This week, we posted on our newswire about a class action filed by individuals who were civilly confined by the New Jersey Department of Human Services. Cases like this rarely cross our desks, so we decided to take a closer look. And here’s the rundown.
What’s the Lawsuit All About?
This lawsuit was filed by (and on behalf of) those civilly detained by the Department of Human Services pursuant to the New Jersey Sexually Violent Predator Act. The case alleges that the detainees’ rights under the U.S. Constitution are being violated regarding the mental health treatment they are legally supposed to receive.
I know, I know. It sounds complicated, but it’s not. Here’s the breakdown…
New Jersey has a law called the Sexually Violent Predator Act. This law says that sex offenders who show signs of mental illness and who appear likely to commit future offenses can be confined for a further amount of time after they’ve served their time in jail. The purpose of this confinement, the law says, is to provide the individual with the mental health treatment they need to return to society.
The lawsuit states, however, that the care these detainees are receiving is “punitive and constitutionally inadequate.” It claims violations of the detainees’ First and Fourth Amendment rights under the “due process” clause and lodges some serious claims against the state’s Commissioner of the Department of Human Services and Commissioner of the Department of Corrections, among others.
What Are Some of These Claims?
The suit’s overarching claim is that the detainees aren’t receiving adequate treatment in the Special Treatment Unit (STU) of Avenel’s Adult Diagnostic and Treatment Center.
The plaintiffs say they’re being “warehoused,” “held indefinitely,” “punished” and “retaliated against,” rather than getting the treatment needed for their perceived mental disabilities. The suit even claims that their living conditions are more restrictive than those they faced while incarcerated prior to their civil detainment, calling the Special Treatment Unit “a dumping ground for anyone whose sentence they want to extend.”
To make matters worse, one plaintiff alleges that he served the maximum time on his sentence – ten years – only to find out the day before his release that he would be transferred to the STU, where he has spent the last 14 years. The suit claims that only “a handful” of detainees have been released from the STU. In fact, according to the suit, the defendants “erect one arbitrary barrier after another” to prevent the detainees from getting to the point where they would be considered for discharge, including requirements ordering them to “confess to crimes they did not commit.”
When it comes to specifics as far as the STU’s care, the suit claims that the defendants failed to:
- Properly train the staff
- Provide meaningful, coherent and individualized treatment plans for the detainees
- Create and implement proper procedures for detainees to express their grievances
- Guarantee patient/therapist confidentiality
- Provide detainees with opportunities to engage in religious, vocational, educational and recreational activities
- Permit reasonably frequent family visits or quick access to telephones in cases of family emergencies

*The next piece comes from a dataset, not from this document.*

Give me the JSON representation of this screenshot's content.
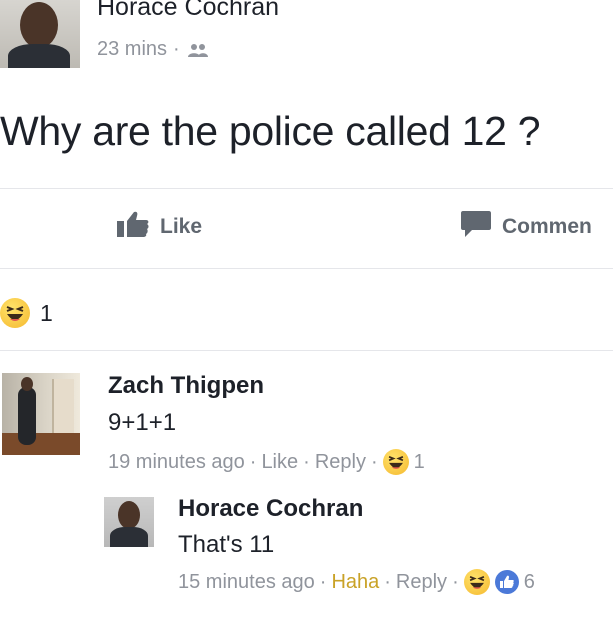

The suit says this failure is “a substantial departure from accepted professional judgment, practice or standards.”
What’s the Lawsuit Hoping to Accomplish?

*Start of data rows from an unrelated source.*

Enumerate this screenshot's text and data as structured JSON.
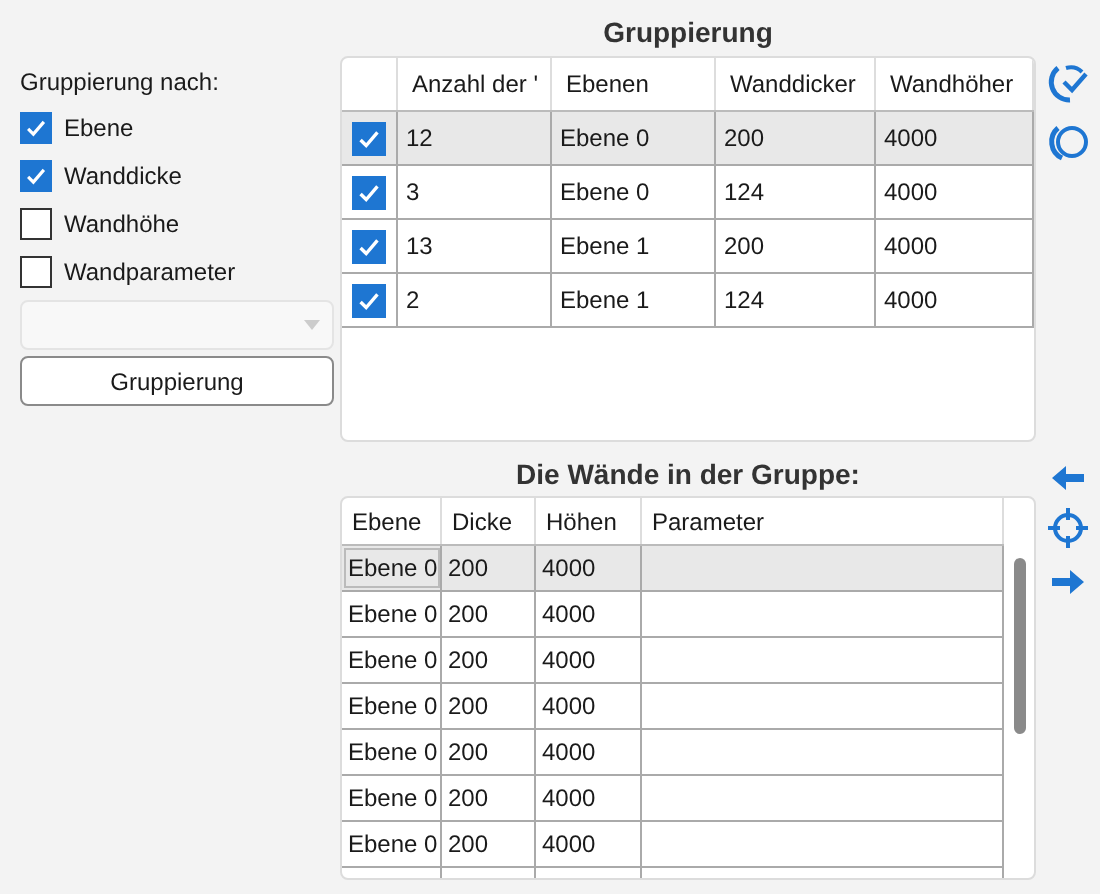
{
  "grouping_panel": {
    "label": "Gruppierung nach:",
    "options": [
      {
        "label": "Ebene",
        "checked": true
      },
      {
        "label": "Wanddicke",
        "checked": true
      },
      {
        "label": "Wandhöhe",
        "checked": false
      },
      {
        "label": "Wandparameter",
        "checked": false
      }
    ],
    "dropdown": {
      "disabled": true
    },
    "button": "Gruppierung"
  },
  "groups_table": {
    "title": "Gruppierung",
    "columns": [
      "Anzahl der '",
      "Ebenen",
      "Wanddicker",
      "Wandhöher"
    ],
    "rows": [
      {
        "checked": true,
        "selected": true,
        "cells": [
          "12",
          "Ebene 0",
          "200",
          "4000"
        ]
      },
      {
        "checked": true,
        "selected": false,
        "cells": [
          "3",
          "Ebene 0",
          "124",
          "4000"
        ]
      },
      {
        "checked": true,
        "selected": false,
        "cells": [
          "13",
          "Ebene 1",
          "200",
          "4000"
        ]
      },
      {
        "checked": true,
        "selected": false,
        "cells": [
          "2",
          "Ebene 1",
          "124",
          "4000"
        ]
      }
    ]
  },
  "walls_table": {
    "title": "Die Wände in der Gruppe:",
    "columns": [
      "Ebene",
      "Dicke",
      "Höhen",
      "Parameter"
    ],
    "rows": [
      {
        "selected": true,
        "cells": [
          "Ebene 0",
          "200",
          "4000",
          ""
        ]
      },
      {
        "selected": false,
        "cells": [
          "Ebene 0",
          "200",
          "4000",
          ""
        ]
      },
      {
        "selected": false,
        "cells": [
          "Ebene 0",
          "200",
          "4000",
          ""
        ]
      },
      {
        "selected": false,
        "cells": [
          "Ebene 0",
          "200",
          "4000",
          ""
        ]
      },
      {
        "selected": false,
        "cells": [
          "Ebene 0",
          "200",
          "4000",
          ""
        ]
      },
      {
        "selected": false,
        "cells": [
          "Ebene 0",
          "200",
          "4000",
          ""
        ]
      },
      {
        "selected": false,
        "cells": [
          "Ebene 0",
          "200",
          "4000",
          ""
        ]
      }
    ]
  }
}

Plaintiffs request, among other things, that:
- Detainees have the right to refuse treatment without being punished for doing so

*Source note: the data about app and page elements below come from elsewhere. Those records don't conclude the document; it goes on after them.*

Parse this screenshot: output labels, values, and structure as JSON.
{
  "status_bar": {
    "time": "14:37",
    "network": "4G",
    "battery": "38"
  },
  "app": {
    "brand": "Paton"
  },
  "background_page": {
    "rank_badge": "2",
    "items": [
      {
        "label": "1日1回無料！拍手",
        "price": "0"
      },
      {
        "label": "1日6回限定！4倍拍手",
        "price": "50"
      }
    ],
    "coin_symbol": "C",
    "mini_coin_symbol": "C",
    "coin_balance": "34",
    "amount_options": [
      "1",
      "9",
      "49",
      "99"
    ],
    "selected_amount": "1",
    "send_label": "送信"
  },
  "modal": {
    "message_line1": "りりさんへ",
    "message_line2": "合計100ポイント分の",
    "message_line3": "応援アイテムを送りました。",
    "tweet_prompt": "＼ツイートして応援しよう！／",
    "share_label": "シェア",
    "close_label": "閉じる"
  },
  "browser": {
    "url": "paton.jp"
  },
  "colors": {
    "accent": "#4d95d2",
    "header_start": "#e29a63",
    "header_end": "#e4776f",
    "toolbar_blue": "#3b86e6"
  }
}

- An order be issued to ensure the plaintiffs and class members are not denied employment, property, etc. for refusing treatment
- Protection from retaliation in the form of a temporary restraining order or injunction
- Proper training for Department of Corrections personnel
- A Bill of Rights be created for patients
Have There Been Any Cases Like This Filed Before?
There have been, in fact. Reportedly, approximately 16 states have laws similar to New Jersey’s SVPA, which may be among the country’s strictest sexual offender laws. And, in 2009, a class action was filed in Missouri by detainees at the Sex Offender Rehabilitation and Treatment Services (SORTS) saying that they too were being “warehoused” in “a prison disguised as a mental health hospital,” according to a post by the Daily Journal Online.
So, you can see why we picked this one out of the dozens of cases that get filed per day. There were no claims of unpaid wages or unsolicited text messages here. No violations of debt collection laws or automakers selling defective vehicles. This is a case about civil rights – and we will be sure to watch as it makes its way through the courts.